Julia Fritz-Endres* ’19 has been working with MN350 since 2018, first as an intern and now as a volunteer supporting direct action on the front lines. She called her work “a source of life” — a way to combat the anxiety around climate change that she grew familiar with in her time as a student at Macalester.

“I think that a lot of the folks who are showing up on the front lines right now are students because… there are mounting existential threats at all corners of the world,” Fritz-Endres said. “With Macalester students, the community piece is helpful… That’s a really helpful way to get involved in work is if you can see it embodied by someone you share something with.”

Faculty, too, have been involved in Line 3 resistance since the pipeline was announced in 2014. Kim has been working on art, research and activism centered around the Mississippi River for years. He helped set up the space in Palisade, Minn. which is now one of a number of camps where water protectors and activists gather.

Other faculty members, including physics professor Jim Doyle and Director of Sustainability Christie Manning, are active in the fight against Line 3. 

“[Line 3] is an abject failure of the environmental regulatory process in this state, especially with regard to climate change,” Doyle wrote in an email to The Mac Weekly. “But the dismissal of Anishinaabe treaty concerns is just as egregious, as is the lack of concern for the consequences of a spill.”

Manning echoed Doyle’s observations on the flaws in the permit process, and on the violation of treaty rights, in an email to The Mac Weekly. 

“The injustice of it catapulted me into activism against the pipeline,” Manning wrote. 

Members of the Macalester community on the front lines in the fight against Line 3 see a rift between Macalester’s purported dedication to multiculturalism and service to society and its continued investment in Enbridge. 

“I think to the extent that… one of the values rather that we hold dear at Macalester is social justice, racial justice, I think [Line 3] is an incredible issue of importance,” Kim said. “That Macalester is part of an investment in Enbridge is a total contradiction to those values.”

*Julia Fritz-Endres is a former editor-in-chief of The Mac Weekly.
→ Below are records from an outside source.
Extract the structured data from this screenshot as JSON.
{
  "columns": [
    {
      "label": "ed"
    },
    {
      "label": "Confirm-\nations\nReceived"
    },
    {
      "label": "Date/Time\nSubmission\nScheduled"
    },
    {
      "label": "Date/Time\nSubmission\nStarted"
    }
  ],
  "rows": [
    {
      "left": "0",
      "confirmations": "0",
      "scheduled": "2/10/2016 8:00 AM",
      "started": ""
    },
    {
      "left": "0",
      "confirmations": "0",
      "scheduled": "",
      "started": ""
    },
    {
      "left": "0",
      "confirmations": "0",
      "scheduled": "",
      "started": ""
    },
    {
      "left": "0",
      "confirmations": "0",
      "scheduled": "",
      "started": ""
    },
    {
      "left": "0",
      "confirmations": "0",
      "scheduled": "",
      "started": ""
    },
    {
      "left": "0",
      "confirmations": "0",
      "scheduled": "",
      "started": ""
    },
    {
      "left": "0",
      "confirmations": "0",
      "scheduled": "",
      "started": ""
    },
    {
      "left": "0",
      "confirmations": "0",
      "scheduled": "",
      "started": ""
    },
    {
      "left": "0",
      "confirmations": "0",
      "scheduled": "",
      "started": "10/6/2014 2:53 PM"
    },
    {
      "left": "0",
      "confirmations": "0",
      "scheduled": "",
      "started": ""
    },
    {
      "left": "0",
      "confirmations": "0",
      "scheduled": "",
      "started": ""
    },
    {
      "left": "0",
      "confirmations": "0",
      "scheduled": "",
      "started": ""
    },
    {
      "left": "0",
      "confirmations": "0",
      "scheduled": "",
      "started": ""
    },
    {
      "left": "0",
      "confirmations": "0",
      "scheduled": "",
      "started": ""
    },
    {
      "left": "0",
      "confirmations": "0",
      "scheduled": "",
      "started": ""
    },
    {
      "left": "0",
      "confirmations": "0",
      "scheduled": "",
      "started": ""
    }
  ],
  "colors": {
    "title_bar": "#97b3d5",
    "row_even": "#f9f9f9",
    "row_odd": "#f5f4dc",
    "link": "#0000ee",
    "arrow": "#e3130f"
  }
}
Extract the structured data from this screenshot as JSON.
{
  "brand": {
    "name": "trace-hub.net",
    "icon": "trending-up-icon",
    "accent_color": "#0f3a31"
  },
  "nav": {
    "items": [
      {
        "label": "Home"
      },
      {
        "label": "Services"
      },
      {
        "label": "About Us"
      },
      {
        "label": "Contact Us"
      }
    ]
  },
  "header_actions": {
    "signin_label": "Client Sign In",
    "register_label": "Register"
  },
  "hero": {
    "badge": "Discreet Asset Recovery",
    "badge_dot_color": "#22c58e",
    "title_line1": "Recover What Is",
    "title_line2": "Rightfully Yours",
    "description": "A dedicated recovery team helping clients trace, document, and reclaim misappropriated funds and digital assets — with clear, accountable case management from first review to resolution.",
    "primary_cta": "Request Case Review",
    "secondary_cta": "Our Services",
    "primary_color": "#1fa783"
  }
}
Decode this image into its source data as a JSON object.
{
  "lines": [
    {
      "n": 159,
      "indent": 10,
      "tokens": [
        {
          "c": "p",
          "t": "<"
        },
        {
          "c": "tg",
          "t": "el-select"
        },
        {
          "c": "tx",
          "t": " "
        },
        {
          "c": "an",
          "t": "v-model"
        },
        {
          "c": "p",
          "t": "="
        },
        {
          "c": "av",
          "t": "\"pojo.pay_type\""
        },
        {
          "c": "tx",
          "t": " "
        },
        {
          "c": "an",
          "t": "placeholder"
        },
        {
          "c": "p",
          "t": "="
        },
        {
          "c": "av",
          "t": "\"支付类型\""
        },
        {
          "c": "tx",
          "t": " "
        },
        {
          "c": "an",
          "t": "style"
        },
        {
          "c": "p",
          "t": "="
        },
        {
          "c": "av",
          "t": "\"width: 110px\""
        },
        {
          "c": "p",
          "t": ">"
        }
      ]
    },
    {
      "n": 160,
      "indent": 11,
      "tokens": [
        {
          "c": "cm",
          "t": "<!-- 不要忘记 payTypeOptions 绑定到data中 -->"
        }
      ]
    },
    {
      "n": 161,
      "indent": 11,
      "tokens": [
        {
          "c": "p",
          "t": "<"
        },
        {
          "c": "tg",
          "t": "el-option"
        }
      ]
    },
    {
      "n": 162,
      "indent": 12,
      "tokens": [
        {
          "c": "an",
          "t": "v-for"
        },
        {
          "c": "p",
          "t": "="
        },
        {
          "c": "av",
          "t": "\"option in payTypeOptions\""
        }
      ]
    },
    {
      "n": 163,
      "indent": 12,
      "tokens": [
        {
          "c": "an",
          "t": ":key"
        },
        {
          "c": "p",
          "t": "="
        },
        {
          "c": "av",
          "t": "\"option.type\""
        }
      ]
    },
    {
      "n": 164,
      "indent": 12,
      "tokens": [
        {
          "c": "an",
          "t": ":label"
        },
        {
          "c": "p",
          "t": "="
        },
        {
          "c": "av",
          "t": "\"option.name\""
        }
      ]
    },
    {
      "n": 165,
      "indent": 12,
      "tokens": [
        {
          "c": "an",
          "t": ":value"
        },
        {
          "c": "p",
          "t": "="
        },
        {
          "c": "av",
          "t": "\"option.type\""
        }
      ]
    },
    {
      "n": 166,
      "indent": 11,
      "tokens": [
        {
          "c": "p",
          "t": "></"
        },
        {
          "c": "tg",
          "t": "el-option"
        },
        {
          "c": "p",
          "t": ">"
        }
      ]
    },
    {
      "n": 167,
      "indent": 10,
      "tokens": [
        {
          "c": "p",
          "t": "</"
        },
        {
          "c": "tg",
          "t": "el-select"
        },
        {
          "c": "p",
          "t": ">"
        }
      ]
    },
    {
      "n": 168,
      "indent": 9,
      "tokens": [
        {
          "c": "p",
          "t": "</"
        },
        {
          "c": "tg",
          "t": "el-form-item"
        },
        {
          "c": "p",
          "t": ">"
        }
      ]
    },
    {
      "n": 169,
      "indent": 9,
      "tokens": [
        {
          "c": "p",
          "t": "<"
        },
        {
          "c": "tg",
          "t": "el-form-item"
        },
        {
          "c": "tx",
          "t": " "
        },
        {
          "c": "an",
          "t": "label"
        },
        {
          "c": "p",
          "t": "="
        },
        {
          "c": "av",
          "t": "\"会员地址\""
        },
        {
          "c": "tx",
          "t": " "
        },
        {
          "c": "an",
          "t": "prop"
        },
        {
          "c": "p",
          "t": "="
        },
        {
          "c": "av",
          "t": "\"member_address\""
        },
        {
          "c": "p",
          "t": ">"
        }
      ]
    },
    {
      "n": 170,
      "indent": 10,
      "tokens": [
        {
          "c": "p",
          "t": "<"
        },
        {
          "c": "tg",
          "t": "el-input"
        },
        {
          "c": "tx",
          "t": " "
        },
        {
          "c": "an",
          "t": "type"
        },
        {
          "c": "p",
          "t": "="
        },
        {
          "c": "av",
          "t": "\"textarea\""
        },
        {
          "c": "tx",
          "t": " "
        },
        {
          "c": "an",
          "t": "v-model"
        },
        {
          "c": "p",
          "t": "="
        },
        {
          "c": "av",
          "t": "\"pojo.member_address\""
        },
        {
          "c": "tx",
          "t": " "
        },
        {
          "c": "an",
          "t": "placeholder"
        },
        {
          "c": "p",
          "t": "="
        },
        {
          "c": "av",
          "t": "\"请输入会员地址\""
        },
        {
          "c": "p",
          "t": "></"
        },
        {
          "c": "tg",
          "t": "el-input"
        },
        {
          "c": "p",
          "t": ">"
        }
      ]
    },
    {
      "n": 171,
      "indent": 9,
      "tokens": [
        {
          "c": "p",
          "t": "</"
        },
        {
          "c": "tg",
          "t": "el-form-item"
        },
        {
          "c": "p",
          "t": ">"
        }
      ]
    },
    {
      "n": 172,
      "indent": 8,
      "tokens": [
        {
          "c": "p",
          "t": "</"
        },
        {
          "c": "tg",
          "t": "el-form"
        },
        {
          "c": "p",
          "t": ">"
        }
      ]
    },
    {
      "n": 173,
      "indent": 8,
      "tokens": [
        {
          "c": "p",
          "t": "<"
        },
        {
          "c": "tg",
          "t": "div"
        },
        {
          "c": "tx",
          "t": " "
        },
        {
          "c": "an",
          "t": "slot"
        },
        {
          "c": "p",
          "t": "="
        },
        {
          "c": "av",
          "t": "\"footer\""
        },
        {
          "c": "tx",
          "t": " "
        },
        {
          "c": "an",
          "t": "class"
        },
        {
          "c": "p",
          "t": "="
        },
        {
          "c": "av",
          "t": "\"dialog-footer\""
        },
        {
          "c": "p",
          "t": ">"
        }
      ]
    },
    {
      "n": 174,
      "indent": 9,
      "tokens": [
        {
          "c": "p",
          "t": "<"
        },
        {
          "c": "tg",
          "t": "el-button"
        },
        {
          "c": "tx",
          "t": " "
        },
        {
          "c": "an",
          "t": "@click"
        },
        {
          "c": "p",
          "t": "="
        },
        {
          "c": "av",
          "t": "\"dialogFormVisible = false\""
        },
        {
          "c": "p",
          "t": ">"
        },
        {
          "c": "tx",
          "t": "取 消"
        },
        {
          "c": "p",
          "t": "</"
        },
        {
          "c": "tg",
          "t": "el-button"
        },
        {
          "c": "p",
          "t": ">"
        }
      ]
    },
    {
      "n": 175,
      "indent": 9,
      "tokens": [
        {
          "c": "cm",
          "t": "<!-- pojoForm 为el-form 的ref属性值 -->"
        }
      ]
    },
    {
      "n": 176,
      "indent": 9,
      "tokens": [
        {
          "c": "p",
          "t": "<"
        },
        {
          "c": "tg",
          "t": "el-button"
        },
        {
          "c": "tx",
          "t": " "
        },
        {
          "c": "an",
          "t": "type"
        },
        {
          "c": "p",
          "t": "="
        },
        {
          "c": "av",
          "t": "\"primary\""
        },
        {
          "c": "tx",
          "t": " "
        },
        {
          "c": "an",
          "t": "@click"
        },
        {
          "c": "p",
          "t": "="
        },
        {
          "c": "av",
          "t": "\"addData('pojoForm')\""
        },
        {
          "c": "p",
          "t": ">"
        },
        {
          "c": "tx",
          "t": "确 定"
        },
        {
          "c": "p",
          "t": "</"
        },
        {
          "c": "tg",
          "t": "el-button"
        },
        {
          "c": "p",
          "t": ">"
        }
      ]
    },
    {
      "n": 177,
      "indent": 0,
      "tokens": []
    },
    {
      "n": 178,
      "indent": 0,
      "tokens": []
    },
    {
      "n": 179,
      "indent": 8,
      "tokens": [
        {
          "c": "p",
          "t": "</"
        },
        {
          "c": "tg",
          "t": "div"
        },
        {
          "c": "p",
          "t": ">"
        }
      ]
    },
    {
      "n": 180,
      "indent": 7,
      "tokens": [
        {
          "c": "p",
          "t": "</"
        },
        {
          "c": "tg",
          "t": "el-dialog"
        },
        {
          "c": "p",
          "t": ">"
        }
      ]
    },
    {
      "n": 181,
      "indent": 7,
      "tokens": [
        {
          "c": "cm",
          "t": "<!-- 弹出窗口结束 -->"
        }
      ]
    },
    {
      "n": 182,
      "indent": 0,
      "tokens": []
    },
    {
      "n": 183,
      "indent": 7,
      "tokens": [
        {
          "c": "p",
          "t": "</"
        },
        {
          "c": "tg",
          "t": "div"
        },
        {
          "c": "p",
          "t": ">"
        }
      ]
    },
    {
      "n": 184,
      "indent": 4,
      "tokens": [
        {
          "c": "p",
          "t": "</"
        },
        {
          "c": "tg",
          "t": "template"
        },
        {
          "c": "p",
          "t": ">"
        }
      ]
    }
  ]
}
Correction: this article previously incorrectly noted that President Rivera had offered to pay legal fees for students arrested for protesting. In fact, as the article reads now, she offered to reimburse fines for students who need assistance paying bail or fines incurred while protesting/

[email protected]

[email protected]